I encountered a problem with supppdf when I tried to rewrite Knuths "dangerous bend" as a MetaPost figure. Very little change was required to get a good picture, but the "reverse dangerous bend" (obtained by merely reflecting the currentpicture" produced a quite grotesquely distorted picture. I tracked this down to the method used to divide by the determinant of the scaling matrix in \doMPconcat. The division code is the following: \ifdim\dimen16=\onepoint \else \ifdim\dimen16>\MPconcatfactor \onepoint \relax \doMPreducedimen16 \divide \dimen18 \dimen16 \doMPexpanddimen18 \divide \dimen12 \dimen16 \doMPexpanddimen12 \else \divide \dimen18 \dimen16 \doMPexpanddimen18 \doMPexpanddimen18 \divide \dimen12 \dimen16 \doMPexpanddimen12 \doMPexpanddimen12 \fi \fi In the reverse dangerous bend symbol \dimen16 (the determinant in question) is 1 and \MPconcatfactor is 256, so the else part is taken. The division is integer division, so the accuracy (after the two \doMPexpanddimen) is +/ 1pt. This turns values like the following: 58.11118 61.6534 7.53143 11.0737 7.52731 11.06958 c 4.48691 8.02919 1.99252 4.2878 1.99252 0 c 1.99252 4.2878 4.48691 8.02919 7.52731 11.06958 c 7.53143 11.0737 58.11118 61.6534 58.1153 61.65752 c into (actual code in from uncompressed pdf output): 58.0 61.0 7.0 11.0 7.0 11.0 c 4.0 8.0 1.0 4.0 1.0 0.0 c 1.0 4.0 4.0 8.0 7.0 11.0 c 7.0 11.0 58.0 61.0 58.0 61.0 c Similar problems occur if the figure is rotated. (Theoretically, the determinant is 1, but with only 5 decimal accuracy, the same branch is taken.) Also the \if tests above don't take the sign of \dimen16 into account. There is a lesser problem with multiplication when numbers are less than around 1pt. The predivision by 256 (\doMPreducedimen) reduce accuracy to less than 3 significant decimal digits (i.e., 8 binary digits). I have written some modifications for supppdf that avoid all of these. No predivision is used because multiplication is accomplished by something like \dimen16 = \withoutpt\the\dimen0 \dimen6 and division is accomplished by computing 1/D and multiplying. Since the numerator (1) is fixed, this one division can be arranged for maximum accuracy. I do this by halving D until it is less than 1pt, keeping track of the number of halvings required. Then I divide 2^30 by D, then double the result 2 fewer times than than D was halved. This guarantees at least 14 binary places accuracy, or the number of places in D, whichever is smaller. My speed tests show that the resulting code is as fast or slightly faster than the current code. Further efficiency could be gained by performing the calculation of D outside the loop of calls to \doMPconcat (I have not done this yet). The current state of my code can be found at http://comp.uark.edu/~luecking/tex/supppdf.mod and a stripped down version of the reverse dangerous bend code that shows the problem is http://comp.uark.edu/~luecking/tex/rdbend.mp Comments are welcome. I hope at least the division can be made more accurate in the context distribution. Dan Luecking Daniel H. Luecking Department of Mathematical Sciences University of Arkansas
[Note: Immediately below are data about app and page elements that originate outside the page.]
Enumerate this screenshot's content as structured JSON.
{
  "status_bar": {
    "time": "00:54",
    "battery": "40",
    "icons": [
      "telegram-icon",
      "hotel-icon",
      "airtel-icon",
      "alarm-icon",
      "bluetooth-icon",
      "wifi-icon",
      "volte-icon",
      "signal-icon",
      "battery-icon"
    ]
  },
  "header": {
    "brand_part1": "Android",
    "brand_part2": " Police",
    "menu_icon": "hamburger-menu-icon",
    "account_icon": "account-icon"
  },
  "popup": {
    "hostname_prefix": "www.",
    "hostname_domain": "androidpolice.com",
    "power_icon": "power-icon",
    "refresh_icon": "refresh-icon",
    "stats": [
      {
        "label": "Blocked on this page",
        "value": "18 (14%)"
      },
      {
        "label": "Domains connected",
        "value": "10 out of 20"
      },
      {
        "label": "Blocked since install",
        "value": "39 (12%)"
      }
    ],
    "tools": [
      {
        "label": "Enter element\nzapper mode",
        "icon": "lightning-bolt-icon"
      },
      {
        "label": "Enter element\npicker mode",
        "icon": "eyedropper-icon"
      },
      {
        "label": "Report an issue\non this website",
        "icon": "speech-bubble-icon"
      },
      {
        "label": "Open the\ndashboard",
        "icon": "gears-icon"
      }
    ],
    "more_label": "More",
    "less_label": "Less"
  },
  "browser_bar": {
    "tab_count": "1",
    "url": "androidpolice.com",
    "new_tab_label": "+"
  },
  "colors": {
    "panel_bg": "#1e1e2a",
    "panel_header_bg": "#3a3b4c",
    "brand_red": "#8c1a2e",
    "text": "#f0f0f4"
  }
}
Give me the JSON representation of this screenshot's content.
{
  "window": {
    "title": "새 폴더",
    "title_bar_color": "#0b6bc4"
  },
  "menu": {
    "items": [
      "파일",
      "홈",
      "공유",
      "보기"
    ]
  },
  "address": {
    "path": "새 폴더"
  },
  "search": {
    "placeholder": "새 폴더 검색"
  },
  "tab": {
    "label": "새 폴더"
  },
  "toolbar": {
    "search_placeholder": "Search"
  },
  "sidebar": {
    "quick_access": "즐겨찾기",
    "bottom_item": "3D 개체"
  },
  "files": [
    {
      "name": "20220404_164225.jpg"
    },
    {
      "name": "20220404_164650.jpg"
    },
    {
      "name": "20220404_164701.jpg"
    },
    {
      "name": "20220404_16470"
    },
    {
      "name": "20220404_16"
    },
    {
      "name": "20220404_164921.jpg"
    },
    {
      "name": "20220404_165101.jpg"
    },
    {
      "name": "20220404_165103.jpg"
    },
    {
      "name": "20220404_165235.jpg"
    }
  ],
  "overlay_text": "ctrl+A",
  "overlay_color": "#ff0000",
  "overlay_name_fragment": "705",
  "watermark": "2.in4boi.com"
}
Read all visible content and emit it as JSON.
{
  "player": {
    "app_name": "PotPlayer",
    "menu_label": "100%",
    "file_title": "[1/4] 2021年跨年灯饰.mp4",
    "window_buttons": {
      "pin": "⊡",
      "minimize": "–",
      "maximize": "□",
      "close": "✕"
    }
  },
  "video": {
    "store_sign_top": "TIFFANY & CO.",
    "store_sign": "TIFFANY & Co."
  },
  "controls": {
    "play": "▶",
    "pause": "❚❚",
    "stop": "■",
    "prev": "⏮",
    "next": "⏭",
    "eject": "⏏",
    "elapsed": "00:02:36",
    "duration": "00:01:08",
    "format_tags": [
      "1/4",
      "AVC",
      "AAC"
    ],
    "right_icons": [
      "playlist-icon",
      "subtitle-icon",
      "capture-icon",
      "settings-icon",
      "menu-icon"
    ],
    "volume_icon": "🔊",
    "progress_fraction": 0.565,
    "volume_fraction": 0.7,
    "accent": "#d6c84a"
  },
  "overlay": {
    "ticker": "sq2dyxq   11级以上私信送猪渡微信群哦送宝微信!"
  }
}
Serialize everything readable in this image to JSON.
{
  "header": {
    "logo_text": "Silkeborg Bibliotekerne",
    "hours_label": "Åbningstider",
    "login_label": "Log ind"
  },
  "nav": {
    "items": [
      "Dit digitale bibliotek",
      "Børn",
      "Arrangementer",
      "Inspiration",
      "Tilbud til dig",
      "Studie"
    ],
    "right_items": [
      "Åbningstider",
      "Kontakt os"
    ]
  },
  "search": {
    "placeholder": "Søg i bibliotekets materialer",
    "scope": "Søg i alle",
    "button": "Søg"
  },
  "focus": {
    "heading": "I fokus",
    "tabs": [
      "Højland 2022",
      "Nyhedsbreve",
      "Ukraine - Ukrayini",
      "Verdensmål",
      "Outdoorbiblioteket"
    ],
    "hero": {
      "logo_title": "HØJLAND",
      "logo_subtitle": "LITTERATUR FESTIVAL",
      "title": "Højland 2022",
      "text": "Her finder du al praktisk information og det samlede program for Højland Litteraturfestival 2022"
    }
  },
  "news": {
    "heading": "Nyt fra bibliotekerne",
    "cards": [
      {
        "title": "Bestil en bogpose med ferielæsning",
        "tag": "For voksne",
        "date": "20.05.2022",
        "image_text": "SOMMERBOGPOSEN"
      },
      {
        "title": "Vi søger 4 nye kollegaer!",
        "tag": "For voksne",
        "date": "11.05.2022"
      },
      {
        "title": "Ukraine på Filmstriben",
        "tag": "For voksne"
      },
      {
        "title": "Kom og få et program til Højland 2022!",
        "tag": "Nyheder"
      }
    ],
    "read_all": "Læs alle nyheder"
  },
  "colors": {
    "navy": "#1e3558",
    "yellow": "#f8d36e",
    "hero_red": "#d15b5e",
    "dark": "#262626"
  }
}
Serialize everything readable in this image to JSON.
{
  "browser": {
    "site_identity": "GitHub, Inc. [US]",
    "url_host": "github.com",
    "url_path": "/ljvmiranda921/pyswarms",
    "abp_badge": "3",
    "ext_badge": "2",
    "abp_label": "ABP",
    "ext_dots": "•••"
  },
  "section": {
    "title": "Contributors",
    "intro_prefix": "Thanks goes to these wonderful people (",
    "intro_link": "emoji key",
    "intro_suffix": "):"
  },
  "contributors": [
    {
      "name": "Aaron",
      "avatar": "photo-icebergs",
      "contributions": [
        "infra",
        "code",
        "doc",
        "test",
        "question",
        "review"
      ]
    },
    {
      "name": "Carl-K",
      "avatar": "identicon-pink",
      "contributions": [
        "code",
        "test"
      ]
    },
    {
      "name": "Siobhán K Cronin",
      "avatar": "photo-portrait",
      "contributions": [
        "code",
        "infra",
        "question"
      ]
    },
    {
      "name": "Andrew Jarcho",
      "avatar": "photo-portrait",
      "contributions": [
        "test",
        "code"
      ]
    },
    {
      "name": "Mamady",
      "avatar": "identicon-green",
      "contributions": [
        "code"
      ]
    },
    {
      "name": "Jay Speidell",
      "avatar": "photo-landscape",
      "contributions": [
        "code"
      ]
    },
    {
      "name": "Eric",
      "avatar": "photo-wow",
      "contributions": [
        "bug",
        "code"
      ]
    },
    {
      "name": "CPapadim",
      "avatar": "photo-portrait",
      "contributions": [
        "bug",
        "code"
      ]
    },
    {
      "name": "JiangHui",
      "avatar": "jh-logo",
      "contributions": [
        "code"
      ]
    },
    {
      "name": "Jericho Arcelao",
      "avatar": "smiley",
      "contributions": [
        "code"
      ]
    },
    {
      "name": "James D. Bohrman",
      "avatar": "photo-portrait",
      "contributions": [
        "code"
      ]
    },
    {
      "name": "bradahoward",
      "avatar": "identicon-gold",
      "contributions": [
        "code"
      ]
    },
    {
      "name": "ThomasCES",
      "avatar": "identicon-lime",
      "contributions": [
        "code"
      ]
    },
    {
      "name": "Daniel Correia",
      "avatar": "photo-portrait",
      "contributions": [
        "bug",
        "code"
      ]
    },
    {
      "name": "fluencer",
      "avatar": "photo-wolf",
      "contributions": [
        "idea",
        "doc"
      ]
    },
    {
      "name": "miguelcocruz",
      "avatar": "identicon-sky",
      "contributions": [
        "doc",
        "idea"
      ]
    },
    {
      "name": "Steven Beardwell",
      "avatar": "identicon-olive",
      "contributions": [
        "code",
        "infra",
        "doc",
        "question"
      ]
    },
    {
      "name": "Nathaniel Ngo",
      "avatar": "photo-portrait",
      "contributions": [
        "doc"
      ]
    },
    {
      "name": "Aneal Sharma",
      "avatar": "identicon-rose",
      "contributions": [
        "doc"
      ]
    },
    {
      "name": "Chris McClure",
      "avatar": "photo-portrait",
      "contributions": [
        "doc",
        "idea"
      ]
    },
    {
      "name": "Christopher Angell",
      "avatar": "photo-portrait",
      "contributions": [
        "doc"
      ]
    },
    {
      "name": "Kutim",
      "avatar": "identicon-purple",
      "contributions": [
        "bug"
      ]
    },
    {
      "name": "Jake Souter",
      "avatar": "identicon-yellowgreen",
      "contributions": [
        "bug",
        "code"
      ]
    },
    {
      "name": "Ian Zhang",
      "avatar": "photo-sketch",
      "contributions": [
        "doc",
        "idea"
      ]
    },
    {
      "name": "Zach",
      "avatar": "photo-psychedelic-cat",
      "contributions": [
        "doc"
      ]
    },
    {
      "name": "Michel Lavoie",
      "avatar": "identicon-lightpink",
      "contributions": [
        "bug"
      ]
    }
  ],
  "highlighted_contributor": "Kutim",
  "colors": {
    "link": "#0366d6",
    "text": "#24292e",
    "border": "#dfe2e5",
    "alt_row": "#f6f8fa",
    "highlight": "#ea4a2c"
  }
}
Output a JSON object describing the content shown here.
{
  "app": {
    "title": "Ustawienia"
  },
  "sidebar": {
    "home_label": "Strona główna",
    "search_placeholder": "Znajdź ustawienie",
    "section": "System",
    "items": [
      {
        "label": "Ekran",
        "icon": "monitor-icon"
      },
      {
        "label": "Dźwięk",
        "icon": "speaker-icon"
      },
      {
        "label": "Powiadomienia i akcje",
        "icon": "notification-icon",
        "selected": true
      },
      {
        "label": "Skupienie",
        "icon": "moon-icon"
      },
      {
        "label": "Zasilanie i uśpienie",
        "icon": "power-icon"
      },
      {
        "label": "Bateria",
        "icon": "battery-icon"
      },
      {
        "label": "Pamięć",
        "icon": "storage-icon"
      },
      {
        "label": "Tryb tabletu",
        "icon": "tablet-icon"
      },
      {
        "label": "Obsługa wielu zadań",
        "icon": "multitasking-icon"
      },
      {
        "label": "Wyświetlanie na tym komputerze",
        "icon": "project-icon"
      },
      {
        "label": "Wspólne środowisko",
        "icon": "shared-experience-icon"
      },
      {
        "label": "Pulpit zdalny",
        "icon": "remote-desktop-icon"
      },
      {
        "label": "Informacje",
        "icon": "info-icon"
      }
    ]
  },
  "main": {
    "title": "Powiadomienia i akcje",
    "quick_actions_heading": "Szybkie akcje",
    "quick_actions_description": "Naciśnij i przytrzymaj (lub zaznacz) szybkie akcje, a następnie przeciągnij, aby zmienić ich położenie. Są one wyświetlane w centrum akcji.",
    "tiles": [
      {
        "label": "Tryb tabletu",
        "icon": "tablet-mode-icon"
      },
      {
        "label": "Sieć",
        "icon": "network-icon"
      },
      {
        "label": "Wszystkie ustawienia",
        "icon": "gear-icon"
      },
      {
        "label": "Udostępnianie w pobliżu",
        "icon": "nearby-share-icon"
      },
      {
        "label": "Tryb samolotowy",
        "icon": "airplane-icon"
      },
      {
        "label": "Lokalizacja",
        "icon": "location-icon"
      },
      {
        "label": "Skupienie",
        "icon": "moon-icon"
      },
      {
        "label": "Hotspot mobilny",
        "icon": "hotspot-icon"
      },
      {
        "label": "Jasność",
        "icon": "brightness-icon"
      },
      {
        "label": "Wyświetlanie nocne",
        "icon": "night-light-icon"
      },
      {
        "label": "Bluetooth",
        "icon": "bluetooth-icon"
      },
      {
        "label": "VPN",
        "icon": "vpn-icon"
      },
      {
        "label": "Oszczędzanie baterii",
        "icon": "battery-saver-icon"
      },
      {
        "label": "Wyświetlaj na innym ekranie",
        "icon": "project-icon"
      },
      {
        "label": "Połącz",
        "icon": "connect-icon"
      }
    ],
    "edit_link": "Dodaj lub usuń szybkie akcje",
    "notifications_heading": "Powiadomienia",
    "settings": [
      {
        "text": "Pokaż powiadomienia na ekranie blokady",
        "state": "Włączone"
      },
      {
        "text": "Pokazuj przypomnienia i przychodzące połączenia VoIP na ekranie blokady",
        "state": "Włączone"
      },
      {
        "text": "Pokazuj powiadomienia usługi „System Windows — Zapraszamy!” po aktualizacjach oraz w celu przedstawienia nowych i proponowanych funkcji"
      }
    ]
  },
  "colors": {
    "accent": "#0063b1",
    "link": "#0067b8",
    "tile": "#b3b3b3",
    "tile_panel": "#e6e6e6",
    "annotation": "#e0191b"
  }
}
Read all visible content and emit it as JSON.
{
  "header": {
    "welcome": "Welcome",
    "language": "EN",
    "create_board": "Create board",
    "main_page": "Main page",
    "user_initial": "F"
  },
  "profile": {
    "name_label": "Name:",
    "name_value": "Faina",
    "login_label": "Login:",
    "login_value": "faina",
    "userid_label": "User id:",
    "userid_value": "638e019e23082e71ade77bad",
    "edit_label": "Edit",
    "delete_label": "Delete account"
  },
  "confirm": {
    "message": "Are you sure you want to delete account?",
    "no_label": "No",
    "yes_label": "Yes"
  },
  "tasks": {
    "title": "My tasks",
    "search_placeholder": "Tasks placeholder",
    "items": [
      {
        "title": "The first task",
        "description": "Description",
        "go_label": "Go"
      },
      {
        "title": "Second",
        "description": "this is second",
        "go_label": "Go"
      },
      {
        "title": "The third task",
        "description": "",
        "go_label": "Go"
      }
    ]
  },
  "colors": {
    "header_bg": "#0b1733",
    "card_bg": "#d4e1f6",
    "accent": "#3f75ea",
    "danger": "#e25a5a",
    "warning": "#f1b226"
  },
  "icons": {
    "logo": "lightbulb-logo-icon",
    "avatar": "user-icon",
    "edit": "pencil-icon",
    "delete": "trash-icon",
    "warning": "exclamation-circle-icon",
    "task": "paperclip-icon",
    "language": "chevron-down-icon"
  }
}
Hi Dan,
of the scaling matrix in \doMPconcat.
ah, doMPconcat ... indeed a problematic one ...
I have written some modifications for supppdf that avoid all of these.
good, we needed a mathematician to do this )
The current state of my code can be found at http://comp.uark.edu/~luecking/tex/supppdf.mod
interesting
Comments are welcome. I hope at least the division can be made more accurate in the context distribution.
sure, but i will probably comment the old and insret the new code (i often keep older slower worse code in there as example); let me know when you've frozen the code so that i can merge it one thing you can consider playing with is an etex variant; i attach a local experimental file (it build on the old code, but keeping the calculations within a \dimexpr may give even more accuracy because internally double precission is used thanks for taking the time to look into that messy part of the converter ) Hans  Hans Hagen  PRAGMA ADE Ridderstraat 27  8061 GH Hasselt  The Netherlands tel: 038 477 53 69  fax: 038 477 53 74  www.pragmaade.com  www.pragmapod.nl 
participants (2)

Dan Luecking

Hans Hagen